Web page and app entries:

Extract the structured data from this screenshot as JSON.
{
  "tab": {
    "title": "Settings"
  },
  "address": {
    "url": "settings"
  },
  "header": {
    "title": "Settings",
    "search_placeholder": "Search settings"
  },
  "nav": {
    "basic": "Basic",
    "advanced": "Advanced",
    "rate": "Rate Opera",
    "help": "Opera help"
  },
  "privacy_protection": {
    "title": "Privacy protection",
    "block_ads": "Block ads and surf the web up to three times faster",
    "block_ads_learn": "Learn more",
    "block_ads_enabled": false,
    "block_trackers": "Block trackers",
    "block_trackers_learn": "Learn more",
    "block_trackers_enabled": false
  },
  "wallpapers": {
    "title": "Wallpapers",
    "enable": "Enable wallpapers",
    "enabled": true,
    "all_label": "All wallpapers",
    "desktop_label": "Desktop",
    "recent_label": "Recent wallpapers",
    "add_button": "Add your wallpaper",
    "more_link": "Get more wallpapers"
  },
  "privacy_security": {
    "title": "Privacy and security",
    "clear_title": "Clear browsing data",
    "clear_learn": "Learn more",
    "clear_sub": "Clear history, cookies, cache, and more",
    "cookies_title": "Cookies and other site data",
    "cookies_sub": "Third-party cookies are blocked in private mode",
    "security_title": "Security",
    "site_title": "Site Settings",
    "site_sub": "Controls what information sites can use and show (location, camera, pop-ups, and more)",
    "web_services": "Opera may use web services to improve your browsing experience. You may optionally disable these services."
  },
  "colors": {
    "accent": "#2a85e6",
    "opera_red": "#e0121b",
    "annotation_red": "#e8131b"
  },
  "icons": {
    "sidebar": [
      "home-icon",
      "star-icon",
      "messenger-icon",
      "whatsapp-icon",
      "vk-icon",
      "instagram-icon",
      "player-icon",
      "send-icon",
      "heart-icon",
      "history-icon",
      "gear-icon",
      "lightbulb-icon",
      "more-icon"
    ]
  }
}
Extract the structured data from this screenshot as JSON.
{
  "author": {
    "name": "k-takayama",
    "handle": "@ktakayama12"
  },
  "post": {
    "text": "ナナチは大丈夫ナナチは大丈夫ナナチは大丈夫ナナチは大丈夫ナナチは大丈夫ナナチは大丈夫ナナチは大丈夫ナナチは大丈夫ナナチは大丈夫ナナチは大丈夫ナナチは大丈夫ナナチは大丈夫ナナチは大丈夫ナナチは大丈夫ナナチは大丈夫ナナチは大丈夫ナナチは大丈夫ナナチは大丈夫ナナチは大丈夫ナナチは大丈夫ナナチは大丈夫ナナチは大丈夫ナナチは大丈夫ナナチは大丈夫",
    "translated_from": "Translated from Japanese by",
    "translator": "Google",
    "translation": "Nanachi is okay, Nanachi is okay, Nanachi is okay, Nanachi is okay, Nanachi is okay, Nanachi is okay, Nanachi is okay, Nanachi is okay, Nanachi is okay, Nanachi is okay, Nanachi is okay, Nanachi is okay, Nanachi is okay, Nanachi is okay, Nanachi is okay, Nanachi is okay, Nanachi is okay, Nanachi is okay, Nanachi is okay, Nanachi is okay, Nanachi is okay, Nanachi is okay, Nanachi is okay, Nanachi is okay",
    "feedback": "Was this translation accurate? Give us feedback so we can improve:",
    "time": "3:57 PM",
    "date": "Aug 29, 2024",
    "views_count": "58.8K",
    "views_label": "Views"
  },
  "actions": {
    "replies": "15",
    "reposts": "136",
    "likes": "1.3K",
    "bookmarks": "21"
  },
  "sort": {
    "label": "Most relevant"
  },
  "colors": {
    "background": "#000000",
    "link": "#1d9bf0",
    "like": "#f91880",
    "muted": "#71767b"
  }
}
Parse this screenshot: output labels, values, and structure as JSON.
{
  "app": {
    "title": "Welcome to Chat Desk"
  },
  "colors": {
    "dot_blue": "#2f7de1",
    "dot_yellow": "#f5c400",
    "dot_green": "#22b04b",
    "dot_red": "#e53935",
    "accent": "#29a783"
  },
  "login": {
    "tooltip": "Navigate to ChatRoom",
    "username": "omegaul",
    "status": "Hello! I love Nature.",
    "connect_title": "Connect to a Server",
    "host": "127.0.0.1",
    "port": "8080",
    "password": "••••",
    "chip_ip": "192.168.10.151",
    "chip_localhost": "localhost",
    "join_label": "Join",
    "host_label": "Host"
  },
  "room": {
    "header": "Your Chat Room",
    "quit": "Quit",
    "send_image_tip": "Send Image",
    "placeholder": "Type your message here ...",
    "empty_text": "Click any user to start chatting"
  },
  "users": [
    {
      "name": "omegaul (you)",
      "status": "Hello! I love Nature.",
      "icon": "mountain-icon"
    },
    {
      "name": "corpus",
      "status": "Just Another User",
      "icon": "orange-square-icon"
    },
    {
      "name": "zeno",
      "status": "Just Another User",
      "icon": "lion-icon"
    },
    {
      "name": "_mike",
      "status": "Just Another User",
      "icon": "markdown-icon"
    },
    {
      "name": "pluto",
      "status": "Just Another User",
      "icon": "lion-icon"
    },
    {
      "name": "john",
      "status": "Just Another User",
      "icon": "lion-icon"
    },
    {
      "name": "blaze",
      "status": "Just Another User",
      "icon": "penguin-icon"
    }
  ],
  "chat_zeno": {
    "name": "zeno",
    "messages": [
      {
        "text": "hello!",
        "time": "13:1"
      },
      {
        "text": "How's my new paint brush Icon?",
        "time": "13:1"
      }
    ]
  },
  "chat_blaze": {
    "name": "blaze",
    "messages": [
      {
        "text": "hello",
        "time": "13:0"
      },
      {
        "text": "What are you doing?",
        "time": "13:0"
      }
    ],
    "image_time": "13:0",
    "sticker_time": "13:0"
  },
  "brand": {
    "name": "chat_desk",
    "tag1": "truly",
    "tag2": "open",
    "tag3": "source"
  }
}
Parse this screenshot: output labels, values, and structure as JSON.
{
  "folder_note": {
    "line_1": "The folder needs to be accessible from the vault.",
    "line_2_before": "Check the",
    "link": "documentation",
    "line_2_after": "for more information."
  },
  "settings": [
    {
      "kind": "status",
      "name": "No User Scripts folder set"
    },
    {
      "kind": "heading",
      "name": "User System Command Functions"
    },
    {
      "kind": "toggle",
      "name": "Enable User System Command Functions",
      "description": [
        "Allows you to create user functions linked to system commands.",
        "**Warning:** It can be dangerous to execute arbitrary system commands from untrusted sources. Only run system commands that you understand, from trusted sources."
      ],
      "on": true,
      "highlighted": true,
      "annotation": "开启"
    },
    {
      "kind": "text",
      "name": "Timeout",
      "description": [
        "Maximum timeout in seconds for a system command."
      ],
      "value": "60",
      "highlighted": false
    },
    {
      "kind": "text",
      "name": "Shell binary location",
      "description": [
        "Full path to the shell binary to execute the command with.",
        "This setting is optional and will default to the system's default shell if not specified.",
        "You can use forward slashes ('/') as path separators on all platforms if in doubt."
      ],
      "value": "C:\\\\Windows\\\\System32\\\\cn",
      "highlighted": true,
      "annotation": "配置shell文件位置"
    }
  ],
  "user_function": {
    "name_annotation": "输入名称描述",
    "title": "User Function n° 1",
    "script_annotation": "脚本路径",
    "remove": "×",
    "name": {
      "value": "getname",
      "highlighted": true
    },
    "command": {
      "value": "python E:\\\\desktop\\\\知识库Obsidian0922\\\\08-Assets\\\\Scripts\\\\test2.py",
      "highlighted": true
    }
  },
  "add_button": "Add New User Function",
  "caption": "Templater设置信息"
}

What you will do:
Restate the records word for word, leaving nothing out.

Written solution:
Extract the structured data from this screenshot as JSON.
{
  "tab": {
    "title": "Settings"
  },
  "address": {
    "url": "settings"
  },
  "header": {
    "title": "Settings",
    "search_placeholder": "Search settings"
  },
  "nav": {
    "basic": "Basic",
    "advanced": "Advanced",
    "rate": "Rate Opera",
    "help": "Opera help"
  },
  "privacy_protection": {
    "title": "Privacy protection",
    "block_ads": "Block ads and surf the web up to three times faster",
    "block_ads_learn": "Learn more",
    "block_ads_enabled": false,
    "block_trackers": "Block trackers",
    "block_trackers_learn": "Learn more",
    "block_trackers_enabled": false
  },
  "wallpapers": {
    "title": "Wallpapers",
    "enable": "Enable wallpapers",
    "enabled": true,
    "all_label": "All wallpapers",
    "desktop_label": "Desktop",
    "recent_label": "Recent wallpapers",
    "add_button": "Add your wallpaper",
    "more_link": "Get more wallpapers"
  },
  "privacy_security": {
    "title": "Privacy and security",
    "clear_title": "Clear browsing data",
    "clear_learn": "Learn more",
    "clear_sub": "Clear history, cookies, cache, and more",
    "cookies_title": "Cookies and other site data",
    "cookies_sub": "Third-party cookies are blocked in private mode",
    "security_title": "Security",
    "site_title": "Site Settings",
    "site_sub": "Controls what information sites can use and show (location, camera, pop-ups, and more)",
    "web_services": "Opera may use web services to improve your browsing experience. You may optionally disable these services."
  },
  "colors": {
    "accent": "#2a85e6",
    "opera_red": "#e0121b",
    "annotation_red": "#e8131b"
  },
  "icons": {
    "sidebar": [
      "home-icon",
      "star-icon",
      "messenger-icon",
      "whatsapp-icon",
      "vk-icon",
      "instagram-icon",
      "player-icon",
      "send-icon",
      "heart-icon",
      "history-icon",
      "gear-icon",
      "lightbulb-icon",
      "more-icon"
    ]
  }
}
Extract the structured data from this screenshot as JSON.
{
  "author": {
    "name": "k-takayama",
    "handle": "@ktakayama12"
  },
  "post": {
    "text": "ナナチは大丈夫ナナチは大丈夫ナナチは大丈夫ナナチは大丈夫ナナチは大丈夫ナナチは大丈夫ナナチは大丈夫ナナチは大丈夫ナナチは大丈夫ナナチは大丈夫ナナチは大丈夫ナナチは大丈夫ナナチは大丈夫ナナチは大丈夫ナナチは大丈夫ナナチは大丈夫ナナチは大丈夫ナナチは大丈夫ナナチは大丈夫ナナチは大丈夫ナナチは大丈夫ナナチは大丈夫ナナチは大丈夫ナナチは大丈夫",
    "translated_from": "Translated from Japanese by",
    "translator": "Google",
    "translation": "Nanachi is okay, Nanachi is okay, Nanachi is okay, Nanachi is okay, Nanachi is okay, Nanachi is okay, Nanachi is okay, Nanachi is okay, Nanachi is okay, Nanachi is okay, Nanachi is okay, Nanachi is okay, Nanachi is okay, Nanachi is okay, Nanachi is okay, Nanachi is okay, Nanachi is okay, Nanachi is okay, Nanachi is okay, Nanachi is okay, Nanachi is okay, Nanachi is okay, Nanachi is okay, Nanachi is okay",
    "feedback": "Was this translation accurate? Give us feedback so we can improve:",
    "time": "3:57 PM",
    "date": "Aug 29, 2024",
    "views_count": "58.8K",
    "views_label": "Views"
  },
  "actions": {
    "replies": "15",
    "reposts": "136",
    "likes": "1.3K",
    "bookmarks": "21"
  },
  "sort": {
    "label": "Most relevant"
  },
  "colors": {
    "background": "#000000",
    "link": "#1d9bf0",
    "like": "#f91880",
    "muted": "#71767b"
  }
}
Parse this screenshot: output labels, values, and structure as JSON.
{
  "app": {
    "title": "Welcome to Chat Desk"
  },
  "colors": {
    "dot_blue": "#2f7de1",
    "dot_yellow": "#f5c400",
    "dot_green": "#22b04b",
    "dot_red": "#e53935",
    "accent": "#29a783"
  },
  "login": {
    "tooltip": "Navigate to ChatRoom",
    "username": "omegaul",
    "status": "Hello! I love Nature.",
    "connect_title": "Connect to a Server",
    "host": "127.0.0.1",
    "port": "8080",
    "password": "••••",
    "chip_ip": "192.168.10.151",
    "chip_localhost": "localhost",
    "join_label": "Join",
    "host_label": "Host"
  },
  "room": {
    "header": "Your Chat Room",
    "quit": "Quit",
    "send_image_tip": "Send Image",
    "placeholder": "Type your message here ...",
    "empty_text": "Click any user to start chatting"
  },
  "users": [
    {
      "name": "omegaul (you)",
      "status": "Hello! I love Nature.",
      "icon": "mountain-icon"
    },
    {
      "name": "corpus",
      "status": "Just Another User",
      "icon": "orange-square-icon"
    },
    {
      "name": "zeno",
      "status": "Just Another User",
      "icon": "lion-icon"
    },
    {
      "name": "_mike",
      "status": "Just Another User",
      "icon": "markdown-icon"
    },
    {
      "name": "pluto",
      "status": "Just Another User",
      "icon": "lion-icon"
    },
    {
      "name": "john",
      "status": "Just Another User",
      "icon": "lion-icon"
    },
    {
      "name": "blaze",
      "status": "Just Another User",
      "icon": "penguin-icon"
    }
  ],
  "chat_zeno": {
    "name": "zeno",
    "messages": [
      {
        "text": "hello!",
        "time": "13:1"
      },
      {
        "text": "How's my new paint brush Icon?",
        "time": "13:1"
      }
    ]
  },
  "chat_blaze": {
    "name": "blaze",
    "messages": [
      {
        "text": "hello",
        "time": "13:0"
      },
      {
        "text": "What are you doing?",
        "time": "13:0"
      }
    ],
    "image_time": "13:0",
    "sticker_time": "13:0"
  },
  "brand": {
    "name": "chat_desk",
    "tag1": "truly",
    "tag2": "open",
    "tag3": "source"
  }
}
Parse this screenshot: output labels, values, and structure as JSON.
{
  "folder_note": {
    "line_1": "The folder needs to be accessible from the vault.",
    "line_2_before": "Check the",
    "link": "documentation",
    "line_2_after": "for more information."
  },
  "settings": [
    {
      "kind": "status",
      "name": "No User Scripts folder set"
    },
    {
      "kind": "heading",
      "name": "User System Command Functions"
    },
    {
      "kind": "toggle",
      "name": "Enable User System Command Functions",
      "description": [
        "Allows you to create user functions linked to system commands.",
        "**Warning:** It can be dangerous to execute arbitrary system commands from untrusted sources. Only run system commands that you understand, from trusted sources."
      ],
      "on": true,
      "highlighted": true,
      "annotation": "开启"
    },
    {
      "kind": "text",
      "name": "Timeout",
      "description": [
        "Maximum timeout in seconds for a system command."
      ],
      "value": "60",
      "highlighted": false
    },
    {
      "kind": "text",
      "name": "Shell binary location",
      "description": [
        "Full path to the shell binary to execute the command with.",
        "This setting is optional and will default to the system's default shell if not specified.",
        "You can use forward slashes ('/') as path separators on all platforms if in doubt."
      ],
      "value": "C:\\\\Windows\\\\System32\\\\cn",
      "highlighted": true,
      "annotation": "配置shell文件位置"
    }
  ],
  "user_function": {
    "name_annotation": "输入名称描述",
    "title": "User Function n° 1",
    "script_annotation": "脚本路径",
    "remove": "×",
    "name": {
      "value": "getname",
      "highlighted": true
    },
    "command": {
      "value": "python E:\\\\desktop\\\\知识库Obsidian0922\\\\08-Assets\\\\Scripts\\\\test2.py",
      "highlighted": true
    }
  },
  "add_button": "Add New User Function",
  "caption": "Templater设置信息"
}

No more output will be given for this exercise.